    All cyclists, whether they race or not, seem to obsess over the weight of their bikes. Why do you…

    All cyclists, whether they race or not, seem to obsess over the weight of their bikes. Why do you…:

    Is it better in the end to know that we lived to be 97 years and six months and five days and nineteen hours, or that a Super Record derailleur saved us 17 grams? Neither does us much good.  What I look for in a bike: life. How much life does it have, and what kind of life? By which I mean spirit, I guess. Maybe personality or energy. I know when it’s there, I know when it’s not, I know when I like it and when I won’t, and sometimes I can tell if a bike will like me. Or, anyway, I hope that’s how bikes look at me. If they’re obsessing over my weight, I am in trouble.


    Source: True BS

    Work. Rewarded.

    Work. Rewarded.:

    This is like most big goals you set for yourself, a bit anti-climatic. There were no fireworks or signs for me when I registered. It is just another old car race. But to me it does feel special. Like 20 years of late nights and lost weekends. Time away from friends. Are finally paying off. Life has lots of small rewards we work for. But precious few big ones. Those goals that when we set seem impossible to achieve. Our Moby Dick’s and moon shots. This is one of those. Anti-climatic. But also, I know how hard I worked to get here – so I am set to savor it. Most likely from the back of the pack.

    [Along the same lines as this.]

    Source: Kevin Gosselin

    What he isn’t

    My son is 8. And he’s a lot of things. Over the course of the average day he saves the world from all sorts of bad guys, he rescues damsels in distress, and he designs and builds a variety of mostly flying vehicles for the aforementioned missions. He can also switch to being a dancer in a split second if the music and mood are right. He plays a mean air guitar. He sings while he works. He’s studying martial arts. And of course he’s also a student with a significant course load for one so young.

    And what is so very cool about any this is he hasn’t drawn any lines around himself stating what he isn’t. He is whatever he wants to be for as long he wants to be it. And then he’s on to the next thing. (Admittedly, often without cleaning up. We’re still working on that…)

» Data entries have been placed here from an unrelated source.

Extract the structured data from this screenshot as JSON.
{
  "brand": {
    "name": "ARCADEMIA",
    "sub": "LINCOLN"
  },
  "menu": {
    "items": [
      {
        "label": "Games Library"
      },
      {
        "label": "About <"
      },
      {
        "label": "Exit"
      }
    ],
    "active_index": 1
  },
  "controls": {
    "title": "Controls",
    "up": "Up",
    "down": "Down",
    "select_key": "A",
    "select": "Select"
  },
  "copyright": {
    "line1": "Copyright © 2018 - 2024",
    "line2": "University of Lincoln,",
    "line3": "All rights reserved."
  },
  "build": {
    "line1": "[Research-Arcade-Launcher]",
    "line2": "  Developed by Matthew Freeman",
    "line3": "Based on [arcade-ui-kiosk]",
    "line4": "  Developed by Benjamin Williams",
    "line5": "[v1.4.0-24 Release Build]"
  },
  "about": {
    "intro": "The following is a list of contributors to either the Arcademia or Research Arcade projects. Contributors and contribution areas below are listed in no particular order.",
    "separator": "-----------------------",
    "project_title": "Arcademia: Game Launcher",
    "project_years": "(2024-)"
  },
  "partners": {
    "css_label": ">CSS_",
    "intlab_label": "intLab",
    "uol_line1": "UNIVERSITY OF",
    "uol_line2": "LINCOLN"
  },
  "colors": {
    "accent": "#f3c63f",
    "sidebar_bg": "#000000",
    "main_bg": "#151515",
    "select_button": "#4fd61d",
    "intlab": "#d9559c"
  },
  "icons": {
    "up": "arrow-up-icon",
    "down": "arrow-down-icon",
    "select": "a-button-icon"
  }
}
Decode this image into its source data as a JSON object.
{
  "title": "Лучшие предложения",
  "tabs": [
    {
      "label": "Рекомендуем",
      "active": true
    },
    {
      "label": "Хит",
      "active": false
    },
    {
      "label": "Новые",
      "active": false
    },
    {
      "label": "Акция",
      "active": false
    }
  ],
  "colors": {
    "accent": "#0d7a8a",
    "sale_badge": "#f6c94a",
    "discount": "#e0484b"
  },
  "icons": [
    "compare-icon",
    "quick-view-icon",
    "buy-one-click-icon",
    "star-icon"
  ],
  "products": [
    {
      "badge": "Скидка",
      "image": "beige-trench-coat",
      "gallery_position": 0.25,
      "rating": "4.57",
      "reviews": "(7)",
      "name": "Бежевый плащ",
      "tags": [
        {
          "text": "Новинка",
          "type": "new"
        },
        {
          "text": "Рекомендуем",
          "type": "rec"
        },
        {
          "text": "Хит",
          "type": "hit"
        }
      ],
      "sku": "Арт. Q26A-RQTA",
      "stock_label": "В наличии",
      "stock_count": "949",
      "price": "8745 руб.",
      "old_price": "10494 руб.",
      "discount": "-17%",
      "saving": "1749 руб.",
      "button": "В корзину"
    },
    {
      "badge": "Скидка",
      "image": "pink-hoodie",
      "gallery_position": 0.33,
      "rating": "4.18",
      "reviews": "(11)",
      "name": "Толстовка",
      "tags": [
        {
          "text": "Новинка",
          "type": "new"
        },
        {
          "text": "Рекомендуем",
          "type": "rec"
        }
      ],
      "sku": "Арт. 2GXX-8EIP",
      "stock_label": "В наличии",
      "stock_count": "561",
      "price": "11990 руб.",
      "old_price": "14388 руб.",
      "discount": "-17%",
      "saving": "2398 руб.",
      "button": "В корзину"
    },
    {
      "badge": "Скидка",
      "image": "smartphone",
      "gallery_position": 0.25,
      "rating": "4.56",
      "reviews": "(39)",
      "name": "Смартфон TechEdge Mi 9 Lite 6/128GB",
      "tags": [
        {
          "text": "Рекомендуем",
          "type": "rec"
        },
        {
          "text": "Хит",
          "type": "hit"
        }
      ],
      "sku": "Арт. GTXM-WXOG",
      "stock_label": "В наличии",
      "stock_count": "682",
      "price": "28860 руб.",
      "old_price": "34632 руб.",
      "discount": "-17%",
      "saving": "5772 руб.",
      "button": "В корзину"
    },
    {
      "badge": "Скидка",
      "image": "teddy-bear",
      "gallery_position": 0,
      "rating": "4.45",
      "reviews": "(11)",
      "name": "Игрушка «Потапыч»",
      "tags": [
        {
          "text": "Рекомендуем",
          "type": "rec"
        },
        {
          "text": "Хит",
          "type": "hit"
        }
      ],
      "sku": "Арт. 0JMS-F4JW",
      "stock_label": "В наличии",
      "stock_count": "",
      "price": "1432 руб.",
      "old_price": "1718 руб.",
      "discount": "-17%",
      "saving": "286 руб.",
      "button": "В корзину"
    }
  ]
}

    Soon friends, acquaintances, society will begin to ask him to make decisions about who he is. Probably before he’s given it much thought. The question in the less serious form has, of course, already occurred. “What do you want to be when you grow up?” But there’s so many things wrong with that question it makes me grimace, although his answers on any given day can be amusing.

    I think the decisions about who we are *not* are complicated. Do you remember when you realized that you’re not an athlete? Were you picked last for any organized sports? Did it take any of the fun out of running or jumping? Riding or swimming? Should it have? Should you have thought “I’m not good at…” just because by whatever measure someone else seemed better? Is it good thing that “I’m not good at…” becomes “I’m not a…”? Is it helpful at steering us? Or is it the first real challenge we face—to not let anyone else define who we are and put off the decisions about what we are not for as long as possible.

    It might be more important to figure out who we’re not (do you want to be *that* guy?) but we should do it on our own terms, and as late in life as possible. By then we have the information that allows us to to be reasonably certain about our “nothood”.

    For years I’ve taught student of all types that most important thing you can do to get better is to concentrate on the things at which you are not good, because it’s easy to chase the I-do-that-well stream of endorphins. Want to be a great person? Work on everything you’re *not* good at. Want to be a good baker? Bake every day. When you realize you’re good at pie but not bread…bake bread every day. Etc. And if I can get The Kid™ to work on the skills he’s not good at, I’ll never have to be concerned about someone else defining who he is or is not, merely where he needs to apply himself.